Look through the records and copy each line that has "remain" in it.

● DATA EXTRACT
↓↓↓
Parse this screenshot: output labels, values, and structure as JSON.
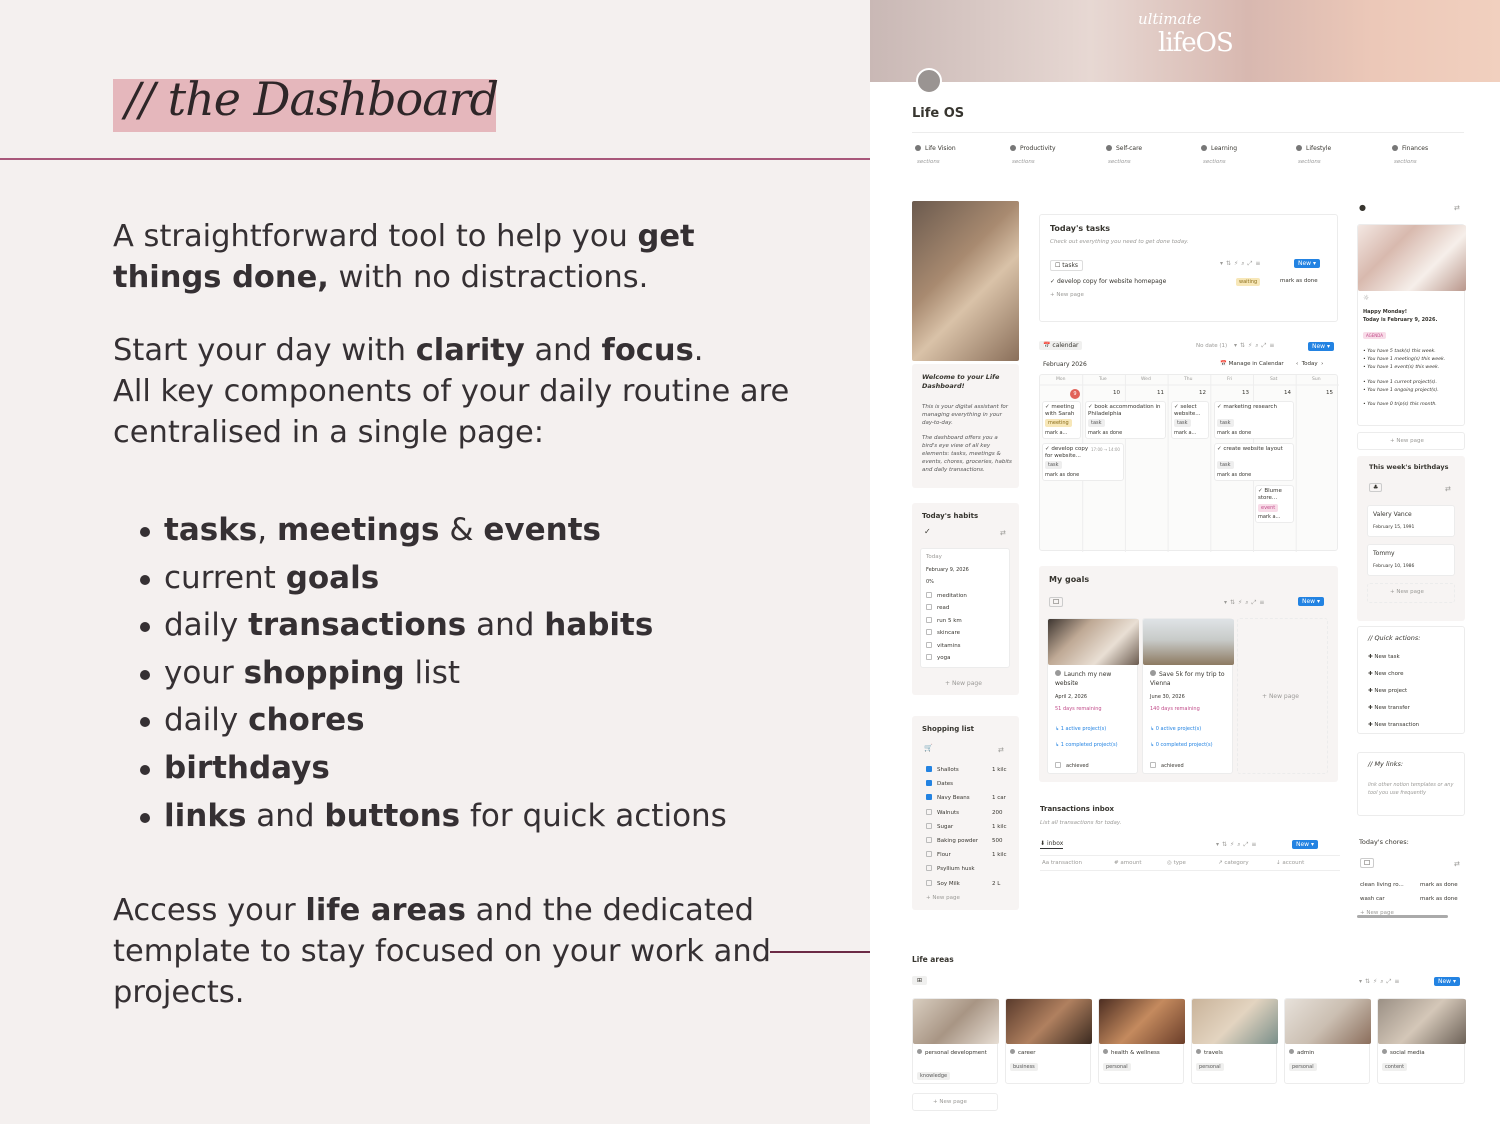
{
  "left": {
    "title": "// the Dashboard",
    "p1": {
      "a": "A straightforward tool to help you ",
      "b": "get",
      "c": "things done,",
      "d": " with no distractions."
    },
    "p2": {
      "a": "Start your day with ",
      "b": "clarity",
      "c": " and ",
      "d": "focus",
      "e": ".",
      "line2": "All key components of your daily routine are",
      "line3": "centralised in a single page:"
    },
    "bullets": [
      {
        "b1": "tasks",
        "t1": ", ",
        "b2": "meetings",
        "t2": " & ",
        "b3": "events"
      },
      {
        "t1": "current ",
        "b1": "goals"
      },
      {
        "t1": "daily ",
        "b1": "transactions",
        "t2": " and ",
        "b2": "habits"
      },
      {
        "t1": "your ",
        "b1": "shopping",
        "t2": " list"
      },
      {
        "t1": "daily ",
        "b1": "chores"
      },
      {
        "b1": "birthdays"
      },
      {
        "b1": "links",
        "t1": " and ",
        "b2": "buttons",
        "t2": " for quick actions"
      }
    ],
    "p3": {
      "a": "Access your ",
      "b": "life areas",
      "c": " and the dedicated",
      "line2": "template to stay focused on your work and",
      "line3": "projects."
    }
  },
  "app": {
    "logo_script": "ultimate",
    "logo_main": "lifeOS",
    "page_title": "Life OS",
    "areas": [
      {
        "name": "Life Vision",
        "sub": "sections"
      },
      {
        "name": "Productivity",
        "sub": "sections"
      },
      {
        "name": "Self-care",
        "sub": "sections"
      },
      {
        "name": "Learning",
        "sub": "sections"
      },
      {
        "name": "Lifestyle",
        "sub": "sections"
      },
      {
        "name": "Finances",
        "sub": "sections"
      }
    ],
    "welcome": {
      "title": "Welcome to your Life Dashboard!",
      "p1": "This is your digital assistant for managing everything in your day-to-day.",
      "p2": "The dashboard offers you a bird's eye view of all key elements: tasks, meetings & events, chores, groceries, habits and daily transactions."
    },
    "tasks": {
      "title": "Today's tasks",
      "desc": "Check out everything you need to get done today.",
      "view": "tasks",
      "new": "New",
      "item": "develop copy for website homepage",
      "status": "waiting",
      "action": "mark as done",
      "new_page": "New page"
    },
    "calendar": {
      "view": "calendar",
      "nodate": "No date (1)",
      "new": "New",
      "month": "February 2026",
      "manage": "Manage in Calendar",
      "today": "Today",
      "days": [
        "Mon",
        "Tue",
        "Wed",
        "Thu",
        "Fri",
        "Sat",
        "Sun"
      ],
      "dates": [
        "9",
        "10",
        "11",
        "12",
        "13",
        "14",
        "15"
      ],
      "e1": "meeting with Sarah",
      "e1tag": "meeting",
      "e1act": "mark a...",
      "e2": "develop copy for website...",
      "e2time": "17:00 → 14:00",
      "e2tag": "task",
      "e2act": "mark as done",
      "e3": "book accommodation in Philadelphia",
      "e3tag": "task",
      "e3act": "mark as done",
      "e4": "select website...",
      "e4tag": "task",
      "e4act": "mark a...",
      "e5": "marketing research",
      "e5tag": "task",
      "e5act": "mark as done",
      "e6": "create website layout",
      "e6tag": "task",
      "e6act": "mark as done",
      "e7": "Blume store...",
      "e7tag": "event",
      "e7act": "mark a..."
    },
    "habits": {
      "title": "Today's habits",
      "today": "Today",
      "date": "February 9, 2026",
      "pct": "0%",
      "items": [
        "meditation",
        "read",
        "run 5 km",
        "skincare",
        "vitamins",
        "yoga"
      ],
      "new_page": "New page"
    },
    "goals": {
      "title": "My goals",
      "new": "New",
      "g1": {
        "name": "Launch my new website",
        "date": "April 2, 2026",
        "remain": "51 days remaining",
        "active": "1 active project(s)",
        "done": "1 completed project(s)",
        "ach": "achieved"
      },
      "g2": {
        "name": "Save 5k for my trip to Vienna",
        "date": "June 30, 2026",
        "remain": "140 days remaining",
        "active": "0 active project(s)",
        "done": "0 completed project(s)",
        "ach": "achieved"
      },
      "new_page": "New page"
    },
    "shopping": {
      "title": "Shopping list",
      "items": [
        {
          "name": "Shallots",
          "qty": "1 kilc",
          "on": true
        },
        {
          "name": "Dates",
          "qty": "",
          "on": true
        },
        {
          "name": "Navy Beans",
          "qty": "1 car",
          "on": true
        },
        {
          "name": "Walnuts",
          "qty": "200",
          "on": false
        },
        {
          "name": "Sugar",
          "qty": "1 kilc",
          "on": false
        },
        {
          "name": "Baking powder",
          "qty": "500",
          "on": false
        },
        {
          "name": "Flour",
          "qty": "1 kilc",
          "on": false
        },
        {
          "name": "Psyllium husk",
          "qty": "",
          "on": false
        },
        {
          "name": "Soy Milk",
          "qty": "2 L",
          "on": false
        }
      ],
      "new_page": "New page"
    },
    "transactions": {
      "title": "Transactions inbox",
      "desc": "List all transactions for today.",
      "view": "inbox",
      "new": "New",
      "cols": [
        "transaction",
        "amount",
        "type",
        "category",
        "account"
      ]
    },
    "rightcol": {
      "greet": "Happy Monday!",
      "date": "Today is February 9, 2026.",
      "tag": "AGENDA",
      "lines": [
        "You have 5 task(s) this week.",
        "You have 1 meeting(s) this week.",
        "You have 1 event(s) this week.",
        "You have 1 current project(s).",
        "You have 1 ongoing project(s).",
        "You have 0 trip(s) this month."
      ],
      "new_page": "New page",
      "bday_title": "This week's birthdays",
      "b1": {
        "name": "Valery Vance",
        "date": "February 15, 1991"
      },
      "b2": {
        "name": "Tommy",
        "date": "February 10, 1986"
      },
      "quick_title": "// Quick actions:",
      "quick": [
        "New task",
        "New chore",
        "New project",
        "New transfer",
        "New transaction"
      ],
      "links_title": "// My links:",
      "links_desc": "link other notion templates or any tool you use frequently",
      "chores_title": "Today's chores:",
      "chores": [
        {
          "name": "clean living ro...",
          "act": "mark as done"
        },
        {
          "name": "wash car",
          "act": "mark as done"
        }
      ],
      "chores_new": "New page"
    },
    "lifeareas": {
      "title": "Life areas",
      "new": "New",
      "items": [
        {
          "name": "personal development",
          "tag": "knowledge"
        },
        {
          "name": "career",
          "tag": "business"
        },
        {
          "name": "health & wellness",
          "tag": "personal"
        },
        {
          "name": "travels",
          "tag": "personal"
        },
        {
          "name": "admin",
          "tag": "personal"
        },
        {
          "name": "social media",
          "tag": "content"
        }
      ],
      "new_page": "New page"
    }
  }
}
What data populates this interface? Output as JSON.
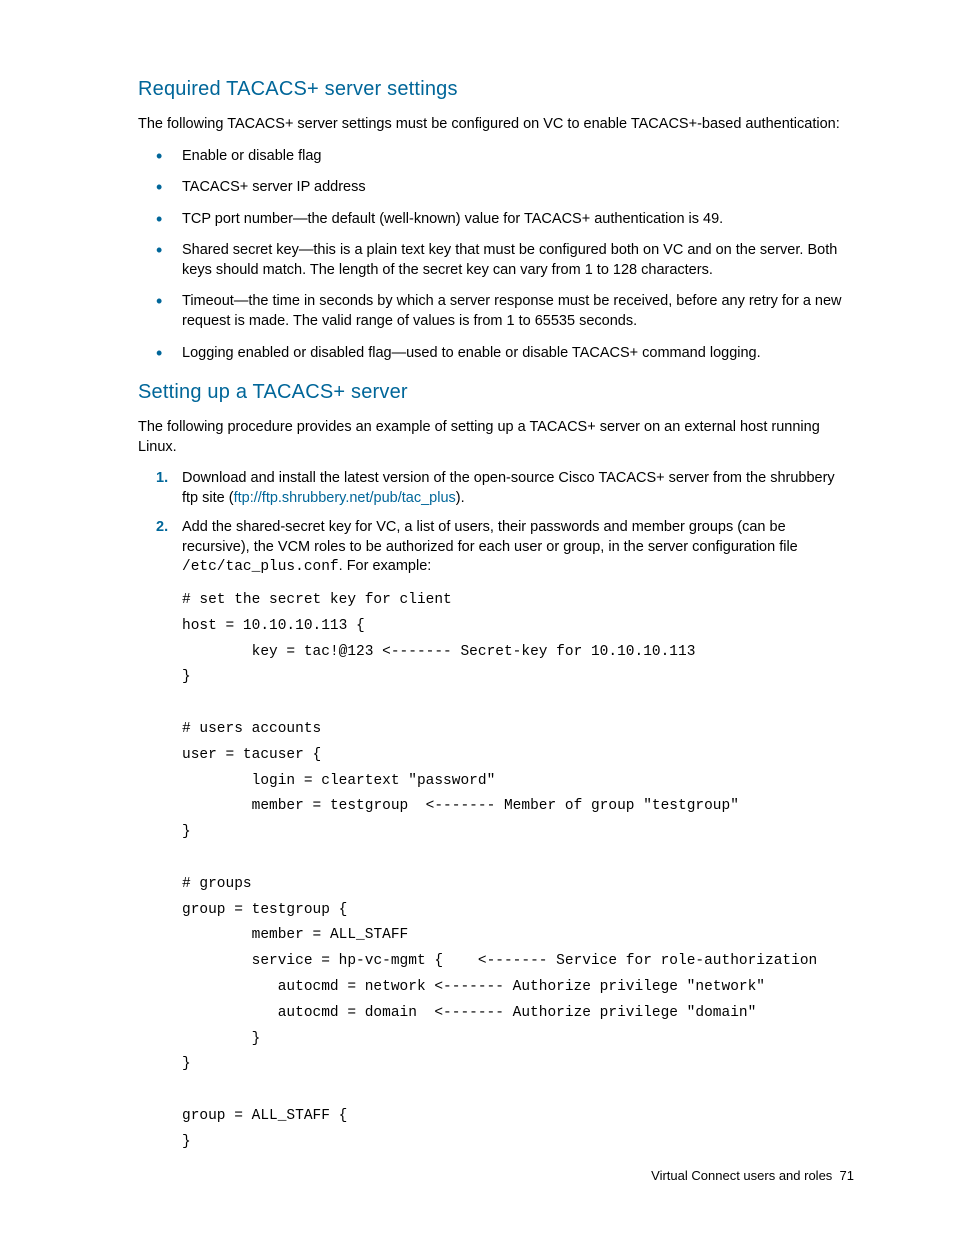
{
  "section1": {
    "heading": "Required TACACS+ server settings",
    "intro": "The following TACACS+ server settings must be configured on VC to enable TACACS+-based authentication:",
    "bullets": [
      "Enable or disable flag",
      "TACACS+ server IP address",
      "TCP port number—the default (well-known) value for TACACS+ authentication is 49.",
      "Shared secret key—this is a plain text key that must be configured both on VC and on the server. Both keys should match. The length of the secret key can vary from 1 to 128 characters.",
      "Timeout—the time in seconds by which a server response must be received, before any retry for a new request is made. The valid range of values is from 1 to 65535 seconds.",
      "Logging enabled or disabled flag—used to enable or disable TACACS+ command logging."
    ]
  },
  "section2": {
    "heading": "Setting up a TACACS+ server",
    "intro": "The following procedure provides an example of setting up a TACACS+ server on an external host running Linux.",
    "steps": {
      "s1_pre": "Download and install the latest version of the open-source Cisco TACACS+ server from the shrubbery ftp site (",
      "s1_link": "ftp://ftp.shrubbery.net/pub/tac_plus",
      "s1_post": ").",
      "s2_pre": "Add the shared-secret key for VC, a list of users, their passwords and member groups (can be recursive), the VCM roles to be authorized for each user or group, in the server configuration file ",
      "s2_path": "/etc/tac_plus.conf",
      "s2_post": ". For example:"
    },
    "code": "# set the secret key for client\nhost = 10.10.10.113 {\n        key = tac!@123 <------- Secret-key for 10.10.10.113\n}\n\n# users accounts\nuser = tacuser {\n        login = cleartext \"password\"\n        member = testgroup  <------- Member of group \"testgroup\"\n}\n\n# groups\ngroup = testgroup {\n        member = ALL_STAFF\n        service = hp-vc-mgmt {    <------- Service for role-authorization\n           autocmd = network <------- Authorize privilege \"network\"\n           autocmd = domain  <------- Authorize privilege \"domain\"\n        }\n}\n\ngroup = ALL_STAFF {\n}"
  },
  "footer": {
    "text": "Virtual Connect users and roles",
    "page": "71"
  }
}
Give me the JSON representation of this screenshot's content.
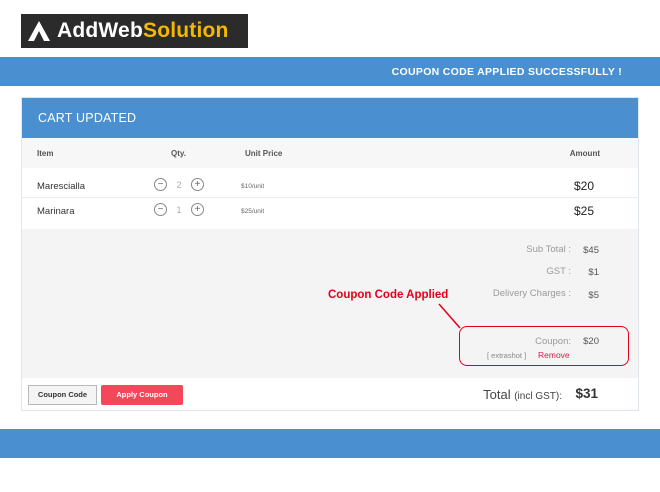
{
  "brand": {
    "name_part1": "AddWeb",
    "name_part2": "Solution",
    "accent_color": "#f5b800"
  },
  "banner": {
    "message": "COUPON CODE APPLIED SUCCESSFULLY !",
    "color": "#4a8fd0"
  },
  "cart": {
    "title": "CART UPDATED",
    "columns": {
      "item": "Item",
      "qty": "Qty.",
      "unit_price": "Unit Price",
      "amount": "Amount"
    },
    "items": [
      {
        "name": "Marescialla",
        "qty": "2",
        "unit_price": "$10/unit",
        "amount": "$20"
      },
      {
        "name": "Marinara",
        "qty": "1",
        "unit_price": "$25/unit",
        "amount": "$25"
      }
    ],
    "summary": {
      "subtotal_label": "Sub Total :",
      "subtotal_value": "$45",
      "gst_label": "GST :",
      "gst_value": "$1",
      "delivery_label": "Delivery Charges :",
      "delivery_value": "$5"
    },
    "coupon": {
      "annotation": "Coupon Code Applied",
      "label": "Coupon:",
      "value": "$20",
      "code": "[ extrashot ]",
      "remove_label": "Remove"
    },
    "footer": {
      "coupon_code_button": "Coupon Code",
      "apply_coupon_button": "Apply Coupon",
      "total_label": "Total",
      "total_suffix": "(incl GST):",
      "total_value": "$31"
    }
  }
}
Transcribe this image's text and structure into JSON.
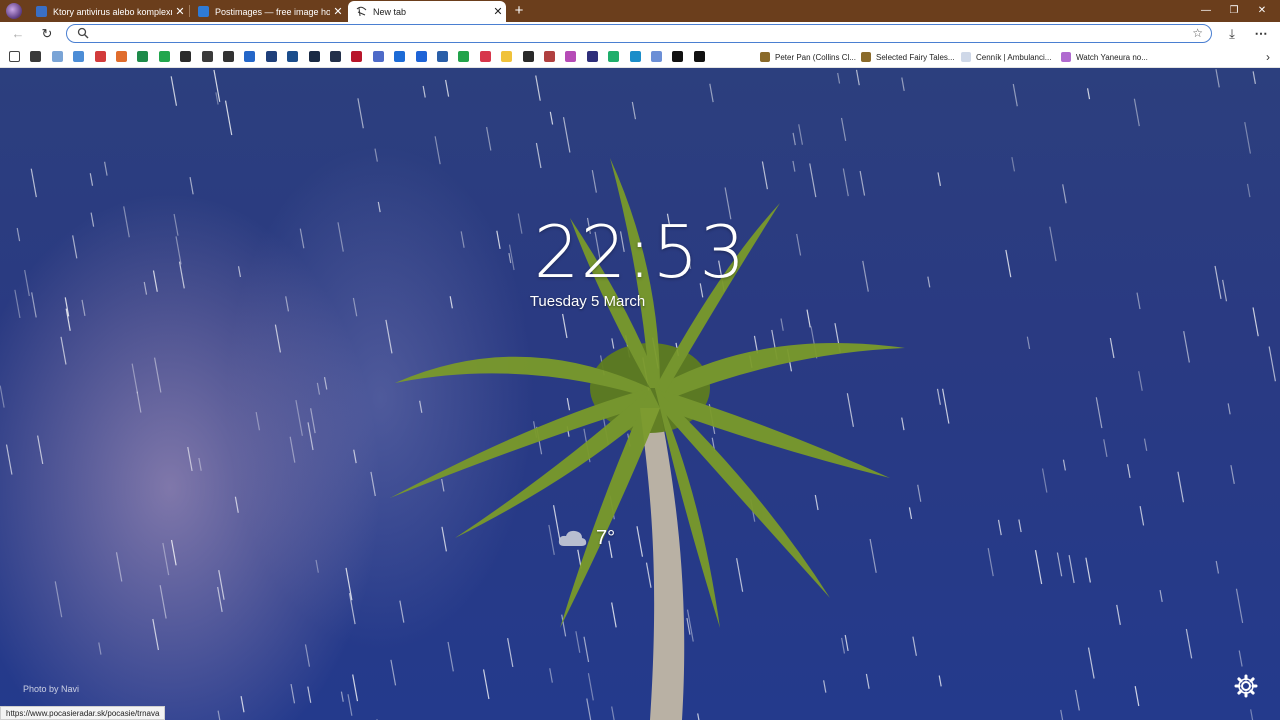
{
  "tabs": [
    {
      "title": "Ktory antivirus alebo komplexne",
      "favicon_color": "#3a6fc4",
      "close": "✕"
    },
    {
      "title": "Postimages — free image hostin",
      "favicon_color": "#2f7bd6",
      "close": "✕"
    },
    {
      "title": "New tab",
      "favicon_color": "#ffffff",
      "close": "✕"
    }
  ],
  "new_tab_symbol": "+",
  "window_controls": {
    "minimize": "—",
    "restore": "❐",
    "close": "✕"
  },
  "toolbar": {
    "back": "←",
    "reload": "↻",
    "address_value": "",
    "address_placeholder": "",
    "star": "☆",
    "download": "⤓",
    "menu": "⋯"
  },
  "bookmarks": {
    "icon_colors": [
      "#ffffff",
      "#3a3a3a",
      "#7aa4d6",
      "#4c8dd6",
      "#d23b3b",
      "#e06c2c",
      "#1e8b4a",
      "#22a64d",
      "#2b2b2b",
      "#3b3b3b",
      "#333",
      "#2466c8",
      "#1f3f7a",
      "#1b4d8c",
      "#1a2a44",
      "#23304a",
      "#b8152a",
      "#4e6ac8",
      "#1d6bd6",
      "#1e63d6",
      "#2a5ea8",
      "#22a34b",
      "#d7364b",
      "#f0c23a",
      "#2a2a2a",
      "#b04040",
      "#b54bb6",
      "#2e2e7a",
      "#1fae6b",
      "#1b8dc9",
      "#6c8fd6",
      "#111",
      "#111"
    ],
    "named": [
      {
        "label": "Peter Pan (Collins Cl...",
        "color": "#8a6a2a"
      },
      {
        "label": "Selected Fairy Tales...",
        "color": "#8a6a2a"
      },
      {
        "label": "Cenník | Ambulanci...",
        "color": "#cfd8e8"
      },
      {
        "label": "Watch Yaneura no...",
        "color": "#b06ad0"
      }
    ],
    "more": "›"
  },
  "clock": {
    "time": "22:53",
    "date": "Tuesday 5 March"
  },
  "weather": {
    "temperature": "7°",
    "icon": "cloud-icon"
  },
  "photo_credit": "Photo by Navi",
  "status_url": "https://www.pocasieradar.sk/pocasie/trnava"
}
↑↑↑
● RESPONSE
        "remain": "51 days remaining",
        "remain": "140 days remaining",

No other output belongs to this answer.